After reports of the eruption being felt in Hastings, the weather station in Fishbourne also felt the impact of the eruption.
The impact was felt at the station almost 18 hours after the initial eruption.
Roger Burgess, a weather station operator in Fishbourne said: “I have been operating a weather station since 2010, occasionally I see the odd disruption in readings such as sudden drop in temperature when a squall front arrives.
“Until now I have never seen a sudden unexplained bump in air pressure. On January 15 around 7pm I noticed a big bump in the graph followed by a short drop in pressure.
“Later on January 16 at about 1:30 am there was another disruption in atmospheric pressure.
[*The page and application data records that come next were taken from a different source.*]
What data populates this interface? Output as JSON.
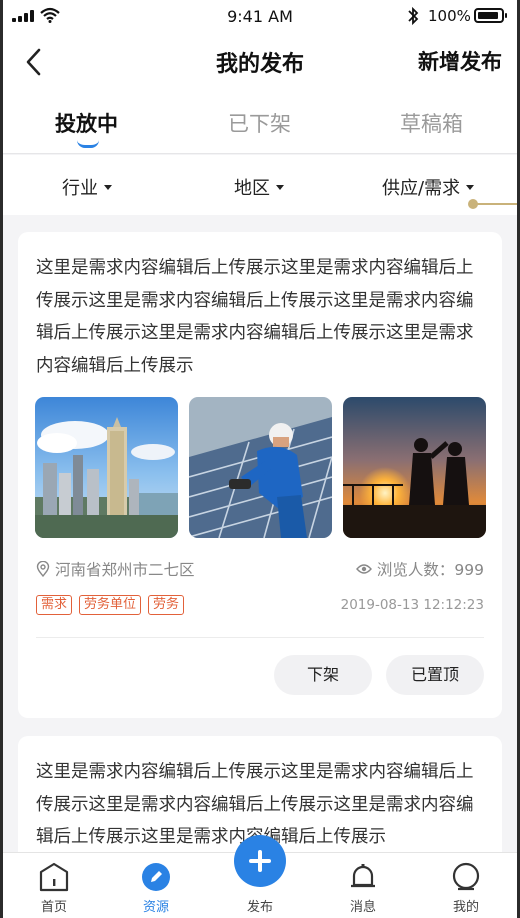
{
  "status_bar": {
    "time": "9:41 AM",
    "battery": "100%"
  },
  "header": {
    "title": "我的发布",
    "action_label": "新增发布"
  },
  "tabs": [
    {
      "label": "投放中",
      "active": true
    },
    {
      "label": "已下架",
      "active": false
    },
    {
      "label": "草稿箱",
      "active": false
    }
  ],
  "filters": [
    {
      "label": "行业"
    },
    {
      "label": "地区"
    },
    {
      "label": "供应/需求"
    }
  ],
  "posts": [
    {
      "description": "这里是需求内容编辑后上传展示这里是需求内容编辑后上传展示这里是需求内容编辑后上传展示这里是需求内容编辑后上传展示这里是需求内容编辑后上传展示这里是需求内容编辑后上传展示",
      "photos": [
        "city-skyline-photo",
        "solar-worker-photo",
        "sunset-construction-photo"
      ],
      "location": "河南省郑州市二七区",
      "views": "浏览人数：999",
      "tags": [
        "需求",
        "劳务单位",
        "劳务"
      ],
      "datetime": "2019-08-13  12:12:23",
      "actions": [
        "下架",
        "已置顶"
      ]
    },
    {
      "description": "这里是需求内容编辑后上传展示这里是需求内容编辑后上传展示这里是需求内容编辑后上传展示这里是需求内容编辑后上传展示这里是需求内容编辑后上传展示"
    }
  ],
  "tabbar": [
    {
      "label": "首页",
      "icon": "home-icon",
      "active": false
    },
    {
      "label": "资源",
      "icon": "edit-icon",
      "active": true
    },
    {
      "label": "发布",
      "icon": "plus-icon",
      "active": false
    },
    {
      "label": "消息",
      "icon": "bell-icon",
      "active": false
    },
    {
      "label": "我的",
      "icon": "profile-icon",
      "active": false
    }
  ],
  "colors": {
    "accent": "#2a82e4",
    "tag": "#e2613a",
    "background": "#f4f4f6"
  }
}
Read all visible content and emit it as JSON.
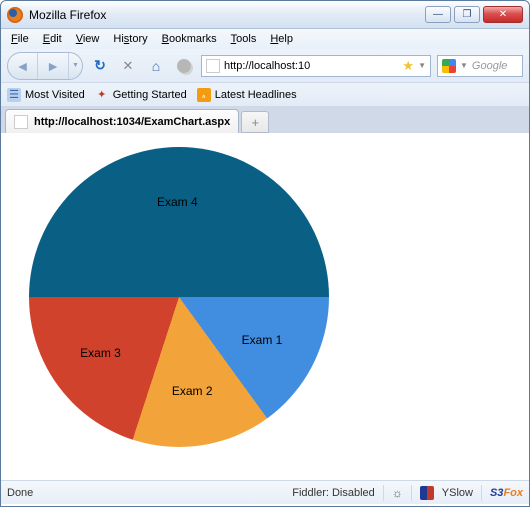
{
  "window": {
    "title": "Mozilla Firefox"
  },
  "menu": {
    "file": "File",
    "edit": "Edit",
    "view": "View",
    "history": "History",
    "bookmarks": "Bookmarks",
    "tools": "Tools",
    "help": "Help"
  },
  "toolbar": {
    "url_display": "http://localhost:10",
    "search_placeholder": "Google"
  },
  "bookmarks": {
    "most_visited": "Most Visited",
    "getting_started": "Getting Started",
    "latest_headlines": "Latest Headlines"
  },
  "tab": {
    "title": "http://localhost:1034/ExamChart.aspx"
  },
  "status": {
    "left": "Done",
    "fiddler": "Fiddler: Disabled",
    "yslow": "YSlow",
    "s3fox_s3": "S3",
    "s3fox_fox": "Fox"
  },
  "chart_data": {
    "type": "pie",
    "title": "",
    "series": [
      {
        "name": "Exam 1",
        "value": 15,
        "color": "#418ee0"
      },
      {
        "name": "Exam 2",
        "value": 15,
        "color": "#f2a43b"
      },
      {
        "name": "Exam 3",
        "value": 20,
        "color": "#d1422c"
      },
      {
        "name": "Exam 4",
        "value": 50,
        "color": "#0a5f85"
      }
    ]
  }
}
After reading about the Tonga shock wave being recorded in Hastings I checked my recordings again and although I didn’t see the first shock wave the one at 7pm was the shock wave travelling from Tonga over the South Pole.
“The shock wave at 1:30am was the second time the shock wave passed over the UK, this time over the North Pole with the shock wave was travelling around the Earth at about 1700 miles per hour.”
To view the full pressure data in Fishbourne on the day visit https://www.wunderground.com/dashboard/pws/ICHICHES2/graph/2022-01-22/2022-01-22/daily
Have you read?: A27 Arundel Bypass: Hundreds of campaigners join demonstration